RAW DATA section start

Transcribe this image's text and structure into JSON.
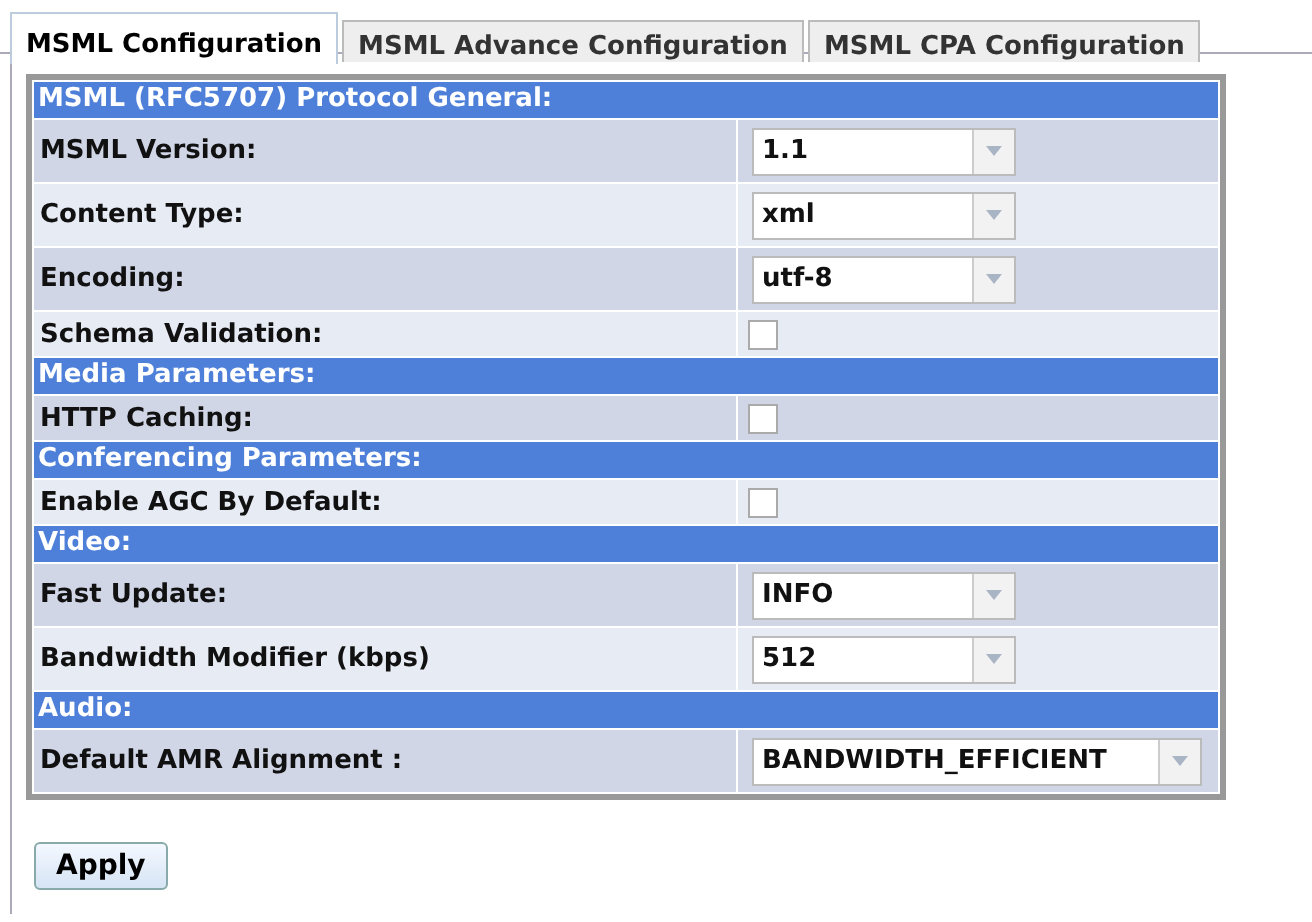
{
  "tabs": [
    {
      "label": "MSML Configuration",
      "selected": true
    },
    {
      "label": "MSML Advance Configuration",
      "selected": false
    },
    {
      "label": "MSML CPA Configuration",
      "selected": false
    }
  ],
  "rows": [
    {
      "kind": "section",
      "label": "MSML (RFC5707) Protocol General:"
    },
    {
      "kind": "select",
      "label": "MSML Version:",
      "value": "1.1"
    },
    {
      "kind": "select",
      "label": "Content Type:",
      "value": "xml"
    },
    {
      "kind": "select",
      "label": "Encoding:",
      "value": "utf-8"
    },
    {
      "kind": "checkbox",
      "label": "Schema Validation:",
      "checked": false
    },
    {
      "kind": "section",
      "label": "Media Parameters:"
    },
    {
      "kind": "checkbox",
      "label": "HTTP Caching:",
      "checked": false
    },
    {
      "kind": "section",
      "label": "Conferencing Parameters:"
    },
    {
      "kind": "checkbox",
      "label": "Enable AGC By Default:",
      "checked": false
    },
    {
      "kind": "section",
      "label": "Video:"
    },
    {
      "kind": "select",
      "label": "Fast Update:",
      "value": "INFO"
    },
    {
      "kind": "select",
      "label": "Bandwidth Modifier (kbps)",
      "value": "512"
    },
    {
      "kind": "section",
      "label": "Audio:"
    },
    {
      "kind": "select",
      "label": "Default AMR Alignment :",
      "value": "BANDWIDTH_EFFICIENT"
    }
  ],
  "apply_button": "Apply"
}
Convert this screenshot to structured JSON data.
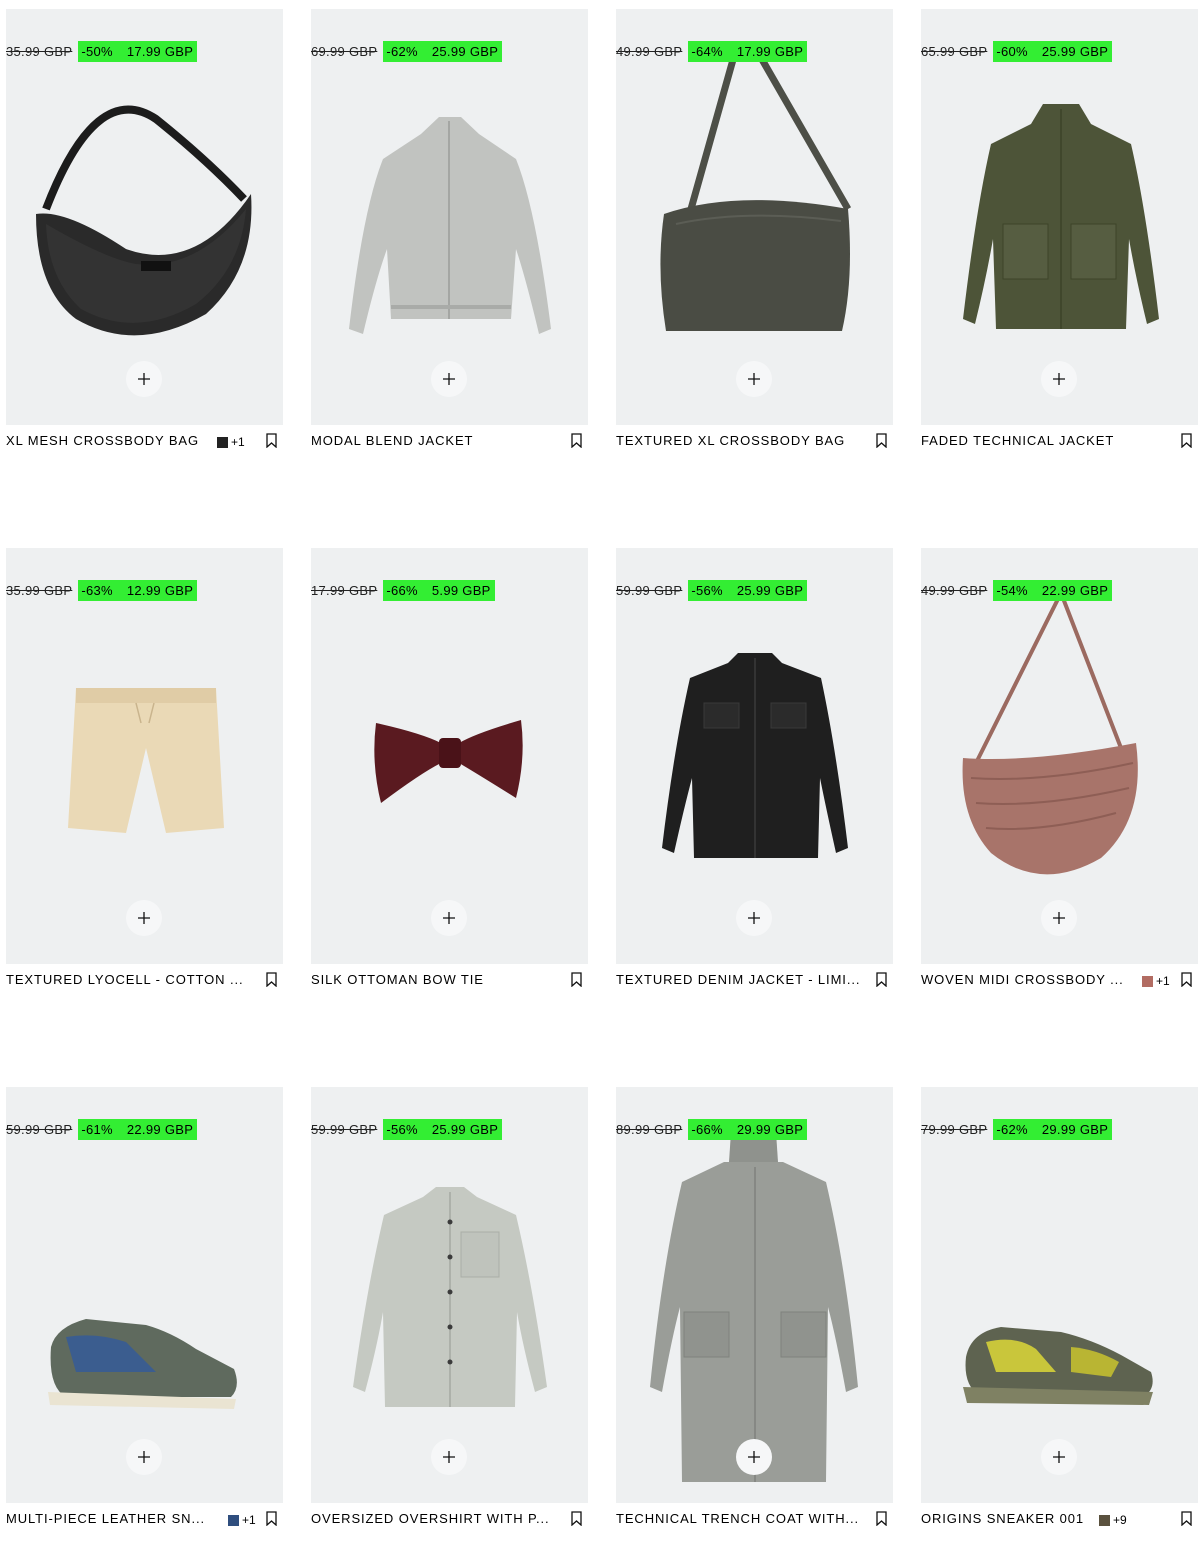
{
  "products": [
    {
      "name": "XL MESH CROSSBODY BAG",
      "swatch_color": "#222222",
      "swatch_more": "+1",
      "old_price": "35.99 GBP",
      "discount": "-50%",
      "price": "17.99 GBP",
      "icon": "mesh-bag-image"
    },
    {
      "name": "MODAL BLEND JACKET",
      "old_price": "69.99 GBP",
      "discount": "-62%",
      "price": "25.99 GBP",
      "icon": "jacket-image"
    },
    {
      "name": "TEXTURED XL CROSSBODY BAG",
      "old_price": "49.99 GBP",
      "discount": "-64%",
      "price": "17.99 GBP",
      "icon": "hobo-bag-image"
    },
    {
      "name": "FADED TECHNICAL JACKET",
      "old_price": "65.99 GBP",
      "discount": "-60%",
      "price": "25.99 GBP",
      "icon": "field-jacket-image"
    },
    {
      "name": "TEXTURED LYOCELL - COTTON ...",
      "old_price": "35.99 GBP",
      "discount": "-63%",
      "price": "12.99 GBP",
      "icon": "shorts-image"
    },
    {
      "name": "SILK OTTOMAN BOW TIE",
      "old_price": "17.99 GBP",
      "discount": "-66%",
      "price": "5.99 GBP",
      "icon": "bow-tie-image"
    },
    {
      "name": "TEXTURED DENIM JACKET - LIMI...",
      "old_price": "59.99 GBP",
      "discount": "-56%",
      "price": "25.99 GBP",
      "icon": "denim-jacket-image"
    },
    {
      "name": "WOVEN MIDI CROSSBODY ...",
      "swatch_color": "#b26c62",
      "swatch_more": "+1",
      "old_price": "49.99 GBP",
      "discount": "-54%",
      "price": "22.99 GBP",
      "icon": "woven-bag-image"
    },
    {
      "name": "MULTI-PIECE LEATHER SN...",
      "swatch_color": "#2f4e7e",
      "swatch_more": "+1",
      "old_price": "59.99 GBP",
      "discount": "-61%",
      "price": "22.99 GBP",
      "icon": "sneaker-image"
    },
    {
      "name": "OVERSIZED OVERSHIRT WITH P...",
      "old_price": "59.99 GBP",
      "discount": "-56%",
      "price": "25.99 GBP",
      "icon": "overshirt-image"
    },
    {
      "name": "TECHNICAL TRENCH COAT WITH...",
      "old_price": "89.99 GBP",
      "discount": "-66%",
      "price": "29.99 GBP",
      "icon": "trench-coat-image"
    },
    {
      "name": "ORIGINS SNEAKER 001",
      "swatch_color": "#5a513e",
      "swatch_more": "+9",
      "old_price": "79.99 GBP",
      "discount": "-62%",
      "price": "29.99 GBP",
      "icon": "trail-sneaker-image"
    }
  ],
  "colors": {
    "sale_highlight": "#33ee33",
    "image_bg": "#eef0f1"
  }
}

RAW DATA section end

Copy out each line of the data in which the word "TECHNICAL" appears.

      "name": "FADED TECHNICAL JACKET",
      "name": "TECHNICAL TRENCH COAT WITH...",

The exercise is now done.